Toolkit for Projects in Denver’s Public Space

P.S. You Are Here is a pilot program designed to inspire innovative ideas by community members who themselves would be impacted by the projects. We encourage place-based, grassroots involvement from residents, artists, neighborhood associations, non- and for-profit organizations and businesses to claim, initiate, collaborate and drive the creation of temporary, authentic demonstrations and activation of outdoor public spaces. These short-term, low-cost and scalable projects are intended to transform underutilized urban spaces, increase collaboration, honor heritage, build civic engagement, beautify neighborhoods, enrich communities and inspire long-term change.

Review the P.S. You Are Here guidelines to determine if your idea fits into the goals, objectives and requirements of the program including:

  • The primary applicant must be a place-based group, such as a registered neighborhood organization(RNO), neighborhood-based group, business improvement district, art and creative district, ad-hoc group, and/or business or organization (non- and for-profit)
  • Projects must be located in outdoor public space within the City and County of Denver and be consistent with city policies and adopted neighborhood plans 
  • Projects must be on display for a suggested minimum of 3 months up to 1 year
  • Projects must be free and open to all members of the public
  • Grant recipients must match the grant award 1:1 with cash, donated goods and services, and/or volunteer hours (valued at $20 per hour)

Identify a site

Identify Project Partners

  • To be eligible, applicants must partner with a place-based organization, such as a:
    • Registered Neighborhood Association (RNO) or neighborhood-based group
    • Business Improvement District, Business Association or Chamber of Commerce
    • Maintenance district
    • Art district
    • Friends of Parks
    • Business or placed-based organizations (non- and for-profit)
  • Individual artists and non-place-based organizations or businesses are eligible if working with or endorsed by a geographically based group such as those listed above
  • Review the list of Registered Neighborhood Organizations and the additional Helpful Links below
  • Approach local businesses, organizations, and entrepreneurs to develop a collaborative, community-driven project
  • Encourage participation among long-time residents, and neighbors
  • Consider community dynamics and local history in your area
  • Raise awareness by notifying other groups in your neighborhood about your project

Identify a Budget

Example Budget:
    Grant Request Amount             $X
    Additional Funding Source #1    $X
    Additional Funding Source #2    $X
    Supplies                                  $X or in-kind value
    Volunteer Hours (2 volunteers)   $X or in-kind value
    Art Services                             $X or in-kind value
    Designer/Fabricator                  $X or in-kind value
    Total Budget                          $X


Here are some example considerations to be aware of when creating a proposal. Projects not covered here may also require additional design, engineering and other considerations.  

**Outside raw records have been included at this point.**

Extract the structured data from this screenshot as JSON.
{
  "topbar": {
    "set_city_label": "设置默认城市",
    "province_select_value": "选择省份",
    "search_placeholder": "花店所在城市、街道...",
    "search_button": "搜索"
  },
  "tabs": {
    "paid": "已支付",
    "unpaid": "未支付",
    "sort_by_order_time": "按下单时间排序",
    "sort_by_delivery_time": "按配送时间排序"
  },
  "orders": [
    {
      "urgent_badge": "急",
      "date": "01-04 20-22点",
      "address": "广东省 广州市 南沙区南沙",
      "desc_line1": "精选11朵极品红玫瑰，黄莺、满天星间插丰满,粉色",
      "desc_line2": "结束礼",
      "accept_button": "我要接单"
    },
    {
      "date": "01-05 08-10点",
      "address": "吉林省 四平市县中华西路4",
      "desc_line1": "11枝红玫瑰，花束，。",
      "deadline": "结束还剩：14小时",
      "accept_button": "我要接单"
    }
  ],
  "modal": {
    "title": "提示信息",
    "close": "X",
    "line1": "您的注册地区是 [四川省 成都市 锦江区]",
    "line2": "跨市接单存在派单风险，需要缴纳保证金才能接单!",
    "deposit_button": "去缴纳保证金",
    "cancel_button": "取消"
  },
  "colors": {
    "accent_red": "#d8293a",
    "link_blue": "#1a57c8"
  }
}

  • Due to the sensitivity of some areas, proposals for certain sites may require additional review
  • Parking space/parklet projects may be challenging due to street cleaning occurring April through November
  • Street painting projects proposed for functional streets may require a thorough review process
  • Archway lights (such as those found in Larimer Square) require engineered design and review to withstand wind shear
  • Projects in alleys will need to ensure adequate space for garbage and recycling pickup
  • Due to time required and difficulty in coordination, it is recommended to avoid proposals involving utilities and rail lines
  • Any proposal at an intersection will have to be mindful of sightlines and not blocking clear visibility for pedestrians & vehicles
  • Any structures located in Denver parks may require full-plan review to ensure proper site restoration with seed/sod, irrigation, and to ensure no impacts to tree roots. Contact David Marquardt with questions. 
  • Applicants are responsible for any maintenance required during project’s display. This includes removing any graffiti and/or vandalism should it occur.
  • Consider what happens at the end of the project. How will the project be de-installed? Will it be adopted by your group or some other organization? Who will maintain the project? 

Helpful Links:

Questions? Contact Us

Please contact us directly for further assistance or to eligibility questions:

For project specific inquiries: